Alternatively, another perspective on data science that has emerged requires the data science coach to have expertise across the special teams. According to HBR.org: “Think of him or her as a hybrid of data hacker, analyst, communicator, and trusted adviser.” Through this lens, the available data science coaching staff narrows to a much smaller group, but the playbook expands to a play library. This approach also uses controlled experimentation—when experimentation is the right tool for the job—but those experiments are informed by a broader body of knowledge, and are more adaptive to variability: mixed data, dirty data, and buried-in-the-forgotten-server data, among other issues.
Here at Martino Flynn, we’re placing our bets on the latter, hybrid perspective. Enriching and optimizing the art and science of marketing requires a multifaceted approach, and to us, data science meets this need in ways that other analytical platforms and programs just can’t. It carves out a new space for people with a rare combination of skills, and puts them to work on complex, high-stakes problems. We think this mix of skills is itself the innovation offered by data science, an innovation that will endure the test of time.

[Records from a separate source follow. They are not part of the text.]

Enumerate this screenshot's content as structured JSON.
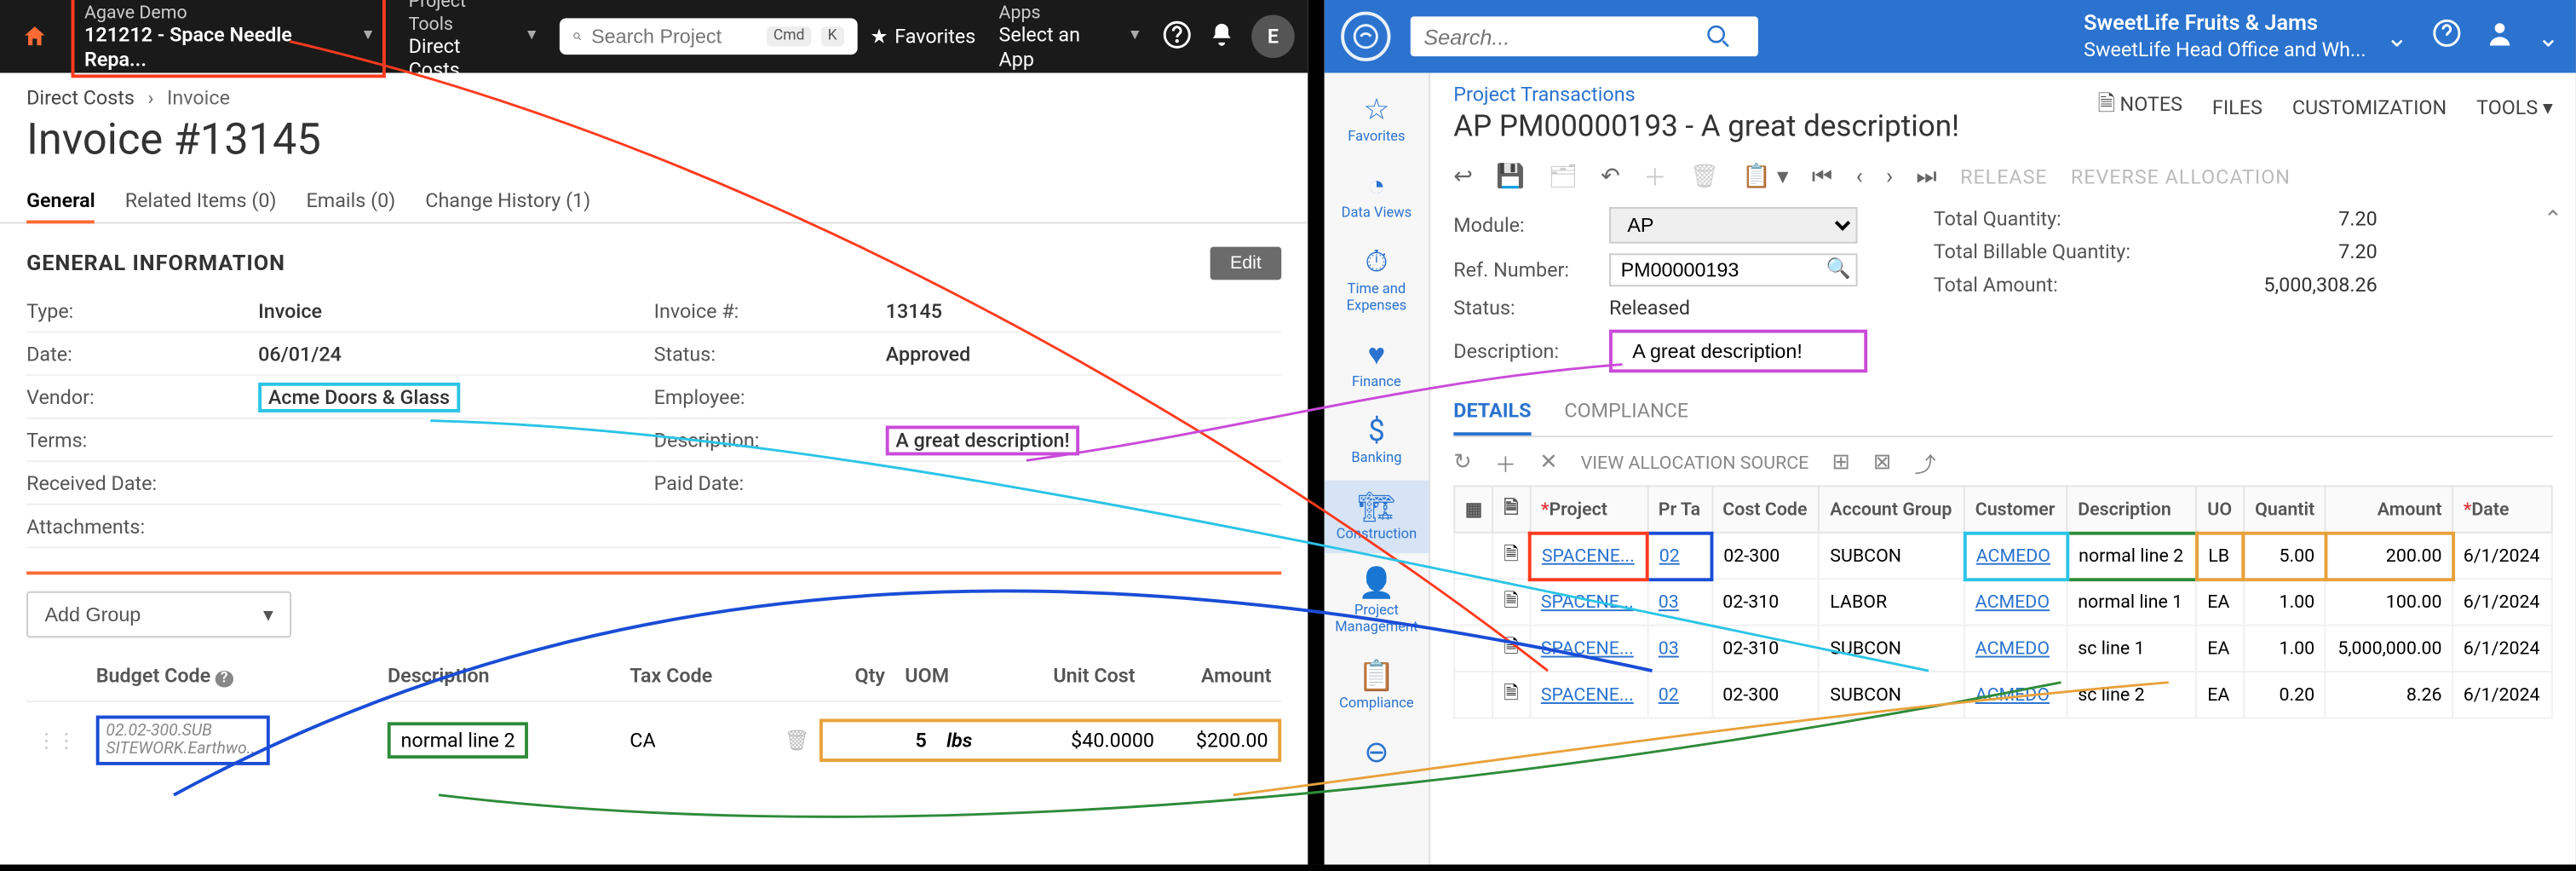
{
  "left": {
    "topbar": {
      "project_label": "Agave Demo",
      "project_value": "121212 - Space Needle Repa...",
      "tools_label": "Project Tools",
      "tools_value": "Direct Costs",
      "search_placeholder": "Search Project",
      "kbd1": "Cmd",
      "kbd2": "K",
      "favorites": "Favorites",
      "apps_label": "Apps",
      "apps_value": "Select an App",
      "avatar": "E"
    },
    "crumbs": {
      "a": "Direct Costs",
      "b": "Invoice"
    },
    "title": "Invoice #13145",
    "tabs": [
      "General",
      "Related Items (0)",
      "Emails (0)",
      "Change History (1)"
    ],
    "section_title": "GENERAL INFORMATION",
    "edit": "Edit",
    "fields": {
      "type_l": "Type:",
      "type_v": "Invoice",
      "invno_l": "Invoice #:",
      "invno_v": "13145",
      "date_l": "Date:",
      "date_v": "06/01/24",
      "status_l": "Status:",
      "status_v": "Approved",
      "vendor_l": "Vendor:",
      "vendor_v": "Acme Doors & Glass",
      "employee_l": "Employee:",
      "terms_l": "Terms:",
      "desc_l": "Description:",
      "desc_v": "A great description!",
      "recv_l": "Received Date:",
      "paid_l": "Paid Date:",
      "attach_l": "Attachments:"
    },
    "add_group": "Add Group",
    "cols": {
      "budget": "Budget Code",
      "desc": "Description",
      "tax": "Tax Code",
      "qty": "Qty",
      "uom": "UOM",
      "unit": "Unit Cost",
      "amt": "Amount"
    },
    "line": {
      "budget1": "02.02-300.SUB",
      "budget2": "SITEWORK.Earthwo...",
      "desc": "normal line 2",
      "tax": "CA",
      "qty": "5",
      "uom": "lbs",
      "unit": "$40.0000",
      "amt": "$200.00"
    }
  },
  "right": {
    "search_placeholder": "Search...",
    "company1": "SweetLife Fruits & Jams",
    "company2": "SweetLife Head Office and Wh...",
    "side": [
      "Favorites",
      "Data Views",
      "Time and Expenses",
      "Finance",
      "Banking",
      "Construction",
      "Project Management",
      "Compliance"
    ],
    "bc": "Project Transactions",
    "title": "AP PM00000193 - A great description!",
    "actions": {
      "notes": "NOTES",
      "files": "FILES",
      "cust": "CUSTOMIZATION",
      "tools": "TOOLS"
    },
    "toolbar": {
      "release": "RELEASE",
      "reverse": "REVERSE ALLOCATION"
    },
    "form": {
      "module_l": "Module:",
      "module_v": "AP",
      "ref_l": "Ref. Number:",
      "ref_v": "PM00000193",
      "status_l": "Status:",
      "status_v": "Released",
      "desc_l": "Description:",
      "desc_v": "A great description!",
      "tq_l": "Total Quantity:",
      "tq_v": "7.20",
      "tbq_l": "Total Billable Quantity:",
      "tbq_v": "7.20",
      "ta_l": "Total Amount:",
      "ta_v": "5,000,308.26"
    },
    "tabs2": {
      "details": "DETAILS",
      "compliance": "COMPLIANCE"
    },
    "allo": "VIEW ALLOCATION SOURCE",
    "gcols": {
      "proj": "Project",
      "pt": "Pr Ta",
      "cc": "Cost Code",
      "ag": "Account Group",
      "cust": "Customer",
      "desc": "Description",
      "uom": "UO",
      "qty": "Quantit",
      "amt": "Amount",
      "date": "Date"
    },
    "rows": [
      {
        "proj": "SPACENE...",
        "pt": "02",
        "cc": "02-300",
        "ag": "SUBCON",
        "cust": "ACMEDO",
        "desc": "normal line 2",
        "uom": "LB",
        "qty": "5.00",
        "amt": "200.00",
        "date": "6/1/2024"
      },
      {
        "proj": "SPACENE...",
        "pt": "03",
        "cc": "02-310",
        "ag": "LABOR",
        "cust": "ACMEDO",
        "desc": "normal line 1",
        "uom": "EA",
        "qty": "1.00",
        "amt": "100.00",
        "date": "6/1/2024"
      },
      {
        "proj": "SPACENE...",
        "pt": "03",
        "cc": "02-310",
        "ag": "SUBCON",
        "cust": "ACMEDO",
        "desc": "sc line 1",
        "uom": "EA",
        "qty": "1.00",
        "amt": "5,000,000.00",
        "date": "6/1/2024"
      },
      {
        "proj": "SPACENE...",
        "pt": "02",
        "cc": "02-300",
        "ag": "SUBCON",
        "cust": "ACMEDO",
        "desc": "sc line 2",
        "uom": "EA",
        "qty": "0.20",
        "amt": "8.26",
        "date": "6/1/2024"
      }
    ]
  }
}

Maybe it’s not the right time for your company to place a big strategic bet on data science; an in-house team and the technology investments that come with it might be too big of a risk for your organization to take in 2017. But if you’re not content to sit on the bench either, there are low-stakes ways to get in the game and start learning. Get a coach, find out how you might make a few key plays, and schedule some practice time. Before you know it, you’ll be ready to step onto the field—and have the crowd cheering for more.
For more information on improving your marketing program effectiveness through Martino Flynn’s expertise in data science, research, strategy, and planning, contact Sarah Weaver at email@example.com.

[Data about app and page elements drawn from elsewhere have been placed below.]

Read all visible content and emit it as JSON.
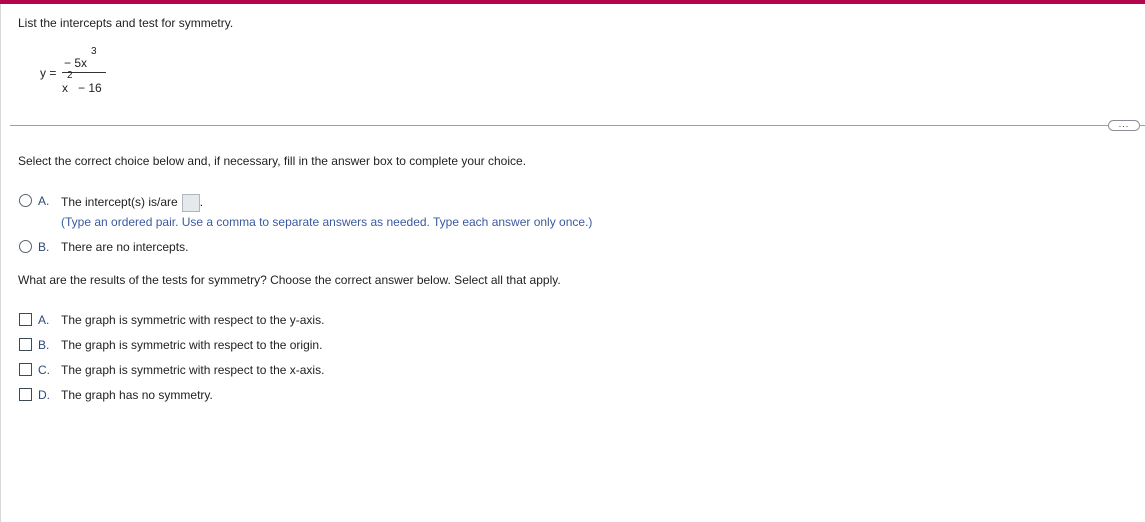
{
  "colors": {
    "top_bar": "#b5064c",
    "hint_text": "#3a5aa0"
  },
  "problem": {
    "prompt": "List the intercepts and test for symmetry.",
    "equation": {
      "lhs": "y =",
      "numerator": "− 5x",
      "numerator_exponent": "3",
      "denominator_base": "x",
      "denominator_exponent": "2",
      "denominator_rest": "− 16"
    }
  },
  "more_button": {
    "label": "..."
  },
  "part1": {
    "instruction": "Select the correct choice below and, if necessary, fill in the answer box to complete your choice.",
    "options": [
      {
        "letter": "A.",
        "text": "The intercept(s) is/are",
        "suffix": ".",
        "hint": "(Type an ordered pair. Use a comma to separate answers as needed. Type each answer only once.)"
      },
      {
        "letter": "B.",
        "text": "There are no intercepts."
      }
    ]
  },
  "part2": {
    "question": "What are the results of the tests for symmetry? Choose the correct answer below. Select all that apply.",
    "options": [
      {
        "letter": "A.",
        "text": "The graph is symmetric with respect to the y-axis."
      },
      {
        "letter": "B.",
        "text": "The graph is symmetric with respect to the origin."
      },
      {
        "letter": "C.",
        "text": "The graph is symmetric with respect to the x-axis."
      },
      {
        "letter": "D.",
        "text": "The graph has no symmetry."
      }
    ]
  }
}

Assuring that no woman—or man—needs to face a breast cancer diagnosis alone is the intent. Helping the Breast Cancer Coalition of Rochester raise the funds to fulfill that promise? Well, that’s been a Martino Flynn passion for the past 10 years.
As a Gold Sponsor of the ARTrageous Affair, Martino Flynn is proud to create the promotional materials for this major fundraiser each year. For this, the 15th anniversary of the event, we raised the bar a little higher.
It began by asking a local artist to create an original painting that embodied the strength yet vulnerability of the breast cancer warrior. It ended with a sold-out event and record funds raised.
In between, we used “Bella Forza”—created by Cordell Cordaro and Rachel Cordaro to represent “beautiful strength”—as the centerpiece to a compelling invitation and poster. Deployed PR tactics that garnered media attention. Created social media posts that promoted event registrations as well as interest in items to be auctioned. Developed a fundraising poster that sold out in less than a minute. And produced a video that spurred a bidding war for “Bella Forza” during the event’s live auction.
All in all, a success—made all the more sweet because we love doing this work. The only disappointment is that we need to keep doing it, because the ugly truth is that there still is no cure. So we take solace in a line from the event materials: “In the journey, we find hope. And that’s a beautiful thing.”
To hear more about our ongoing relationship with the Coalition, watch our MFTV Spotlight, “Artistry And Inspiration For A Great Cause.” You can also watch the “Bella Forza” video for the artists’ perspective on this effort.